Law schools are weighing how to integrate rapidly improving artificial intelligence into the classroom as the legal industry grapples with the technology.
“It’s a fool’s game to ban it entirely,” Polk Wagner, a professor at the University of Pennsylvania Carey Law School, said of artificial intelligence and tools like OpenAI’s ChatGPT. “Students need to become fluent in what AI can and cannot do” in order to toe the emerging ethical line, he said.
Some major law firms have started to experiment with ChatGPT and other generative software, which uses AI to generate text, images or designs, to write legal briefs, and to aid research. That has law professors considering how to integrate AI into classrooms while keeping students academically honest.
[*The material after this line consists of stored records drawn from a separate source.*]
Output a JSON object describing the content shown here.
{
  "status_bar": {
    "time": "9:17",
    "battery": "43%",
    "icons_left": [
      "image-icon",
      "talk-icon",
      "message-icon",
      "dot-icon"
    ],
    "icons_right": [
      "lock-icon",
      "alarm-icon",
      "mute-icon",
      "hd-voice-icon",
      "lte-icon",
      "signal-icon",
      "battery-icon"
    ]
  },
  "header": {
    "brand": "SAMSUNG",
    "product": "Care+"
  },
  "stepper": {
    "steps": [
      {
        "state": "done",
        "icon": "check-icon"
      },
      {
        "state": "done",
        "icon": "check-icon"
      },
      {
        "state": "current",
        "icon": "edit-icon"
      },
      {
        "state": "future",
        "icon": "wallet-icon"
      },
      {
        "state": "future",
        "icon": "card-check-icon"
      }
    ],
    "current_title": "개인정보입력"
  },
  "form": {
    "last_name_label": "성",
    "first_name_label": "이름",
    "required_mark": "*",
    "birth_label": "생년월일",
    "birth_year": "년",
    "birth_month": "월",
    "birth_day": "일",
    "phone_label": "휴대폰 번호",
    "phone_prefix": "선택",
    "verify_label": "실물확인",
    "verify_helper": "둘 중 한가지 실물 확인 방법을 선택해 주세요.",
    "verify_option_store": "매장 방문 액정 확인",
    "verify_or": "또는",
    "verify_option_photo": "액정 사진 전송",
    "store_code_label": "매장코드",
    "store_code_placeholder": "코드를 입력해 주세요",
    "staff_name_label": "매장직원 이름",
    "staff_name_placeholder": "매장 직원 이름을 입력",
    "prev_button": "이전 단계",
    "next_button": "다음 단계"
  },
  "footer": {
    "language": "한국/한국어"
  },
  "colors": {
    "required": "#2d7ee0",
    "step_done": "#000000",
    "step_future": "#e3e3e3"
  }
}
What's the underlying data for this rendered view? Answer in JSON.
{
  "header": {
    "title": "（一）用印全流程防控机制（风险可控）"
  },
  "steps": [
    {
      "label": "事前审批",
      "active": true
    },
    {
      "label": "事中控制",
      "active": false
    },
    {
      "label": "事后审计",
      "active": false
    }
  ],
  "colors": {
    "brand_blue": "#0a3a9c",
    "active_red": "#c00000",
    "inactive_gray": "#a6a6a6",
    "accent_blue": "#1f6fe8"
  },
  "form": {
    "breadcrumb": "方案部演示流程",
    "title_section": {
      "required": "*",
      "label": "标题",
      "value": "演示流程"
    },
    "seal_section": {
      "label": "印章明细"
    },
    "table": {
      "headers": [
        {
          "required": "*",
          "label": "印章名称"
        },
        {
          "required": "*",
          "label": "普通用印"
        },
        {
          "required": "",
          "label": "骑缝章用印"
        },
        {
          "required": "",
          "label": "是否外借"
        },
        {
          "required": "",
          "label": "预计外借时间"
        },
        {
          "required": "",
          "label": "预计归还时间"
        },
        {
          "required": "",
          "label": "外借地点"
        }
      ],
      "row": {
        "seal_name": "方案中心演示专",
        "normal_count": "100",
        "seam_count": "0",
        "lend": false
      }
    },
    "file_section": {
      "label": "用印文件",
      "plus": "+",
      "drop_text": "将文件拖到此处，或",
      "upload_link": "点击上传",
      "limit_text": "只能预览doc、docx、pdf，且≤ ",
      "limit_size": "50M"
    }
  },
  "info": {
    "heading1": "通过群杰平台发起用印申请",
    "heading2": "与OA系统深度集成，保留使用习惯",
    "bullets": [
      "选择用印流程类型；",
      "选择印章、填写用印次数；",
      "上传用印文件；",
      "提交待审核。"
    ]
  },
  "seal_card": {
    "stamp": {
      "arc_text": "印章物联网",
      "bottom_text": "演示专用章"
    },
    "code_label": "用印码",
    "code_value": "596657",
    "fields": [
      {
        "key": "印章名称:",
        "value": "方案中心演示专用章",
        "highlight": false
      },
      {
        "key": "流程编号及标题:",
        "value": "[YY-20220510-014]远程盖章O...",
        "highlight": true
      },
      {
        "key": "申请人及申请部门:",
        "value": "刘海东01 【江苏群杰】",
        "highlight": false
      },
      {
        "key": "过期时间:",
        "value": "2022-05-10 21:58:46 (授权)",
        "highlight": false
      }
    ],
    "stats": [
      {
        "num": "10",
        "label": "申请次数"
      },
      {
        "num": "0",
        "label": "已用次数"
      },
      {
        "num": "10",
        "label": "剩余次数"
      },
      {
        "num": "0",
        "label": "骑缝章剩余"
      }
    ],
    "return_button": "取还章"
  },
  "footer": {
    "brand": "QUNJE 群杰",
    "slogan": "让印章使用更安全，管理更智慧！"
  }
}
Getting a handle on the technology isn’t easy. AI continues to develop at a rapid pace, raising concerns about the accuracy of the information it offers and ethical questions for lawyers.
A pair of New York lawyers in June were fined $5,000 after using AI to draft and error-filled brief, citing previous cases that didn’t exist.
Some federal judges are beginning to draw lines around how the tech can be used in court, warning against over-reliance on AI and urging attorneys to vet anything generated by ChatGPT and similar tools. They also require lawyers using AI to file disclosures alerting the courts.
AI has been used by lawyers for e-discovery, contract and brief drafting, review, and revision, aiding legal research, and training the next generation of lawyers, said Dan Linna, director of law and technology initiatives at Northwestern University’s Pritzker School of Law and McCormick School of Engineering.
An Evolving Industry
Law schools are training aspiring attorneys as the legal industry has yet to settle on clear standards for using new tech tools.
Linna says he has been incorporating AI into his classes for more than a decade.
“I require my students to sign up and experiment with AI and ChatGPT,” Linna said. “We must teach and encourage students to use these tools ethically and well.”
Patrick Barry teaches “digital lawyering” at the University of Michigan. He said educating students how to use AI properly will help teach them how to polish their legal writing.
“With AI at students’ fingertips 24/7, it will provide a bit of competition or a nudge for them to elevate their own work,” said Barry.
The emergence of ChatGPT has prompted concerns about cheating on college campuses across the country.
Barry said he is no more concerned about students using AI to cheat than he is about other forms of academic dishonesty. He said he makes exam questions as specific as possible to combat various forms of cheating.
“The key is to not create generic questions that will be vulnerable to ChatGPT,” he said. “I try to come up with specific questions relating to the class or students.”
Some schools have established policies on the use of AI, including allowing students to turn to the tech to perform certain research or seek feedback on a first draft.
Aram Gavoor, associate dean for academic affairs and lecturer at George Washington University Law School, said the university doesn’t have a firm policy in place. Instead, it has recommended guidelines that leave room for innovation.
The guidelines to date offer discretion to individual professors to blanket permit, partially permit, or ban technology like ChatGPT, as long as academic integrity rules are not violated, Gavoor said.
He’s not overly worried about students using ChatGPT to cheat on course work, he said.
“Law school students recognize the incentive to do their own work,” Gavoor said.
He said that one pitfall of using AI on course work is the possibility that ChatGPT’s output is incorrect.
“At the end of the day, it is still the student’s responsibility to captain their own ship and research concepts based on what ChatGPT says,” Gavoor said.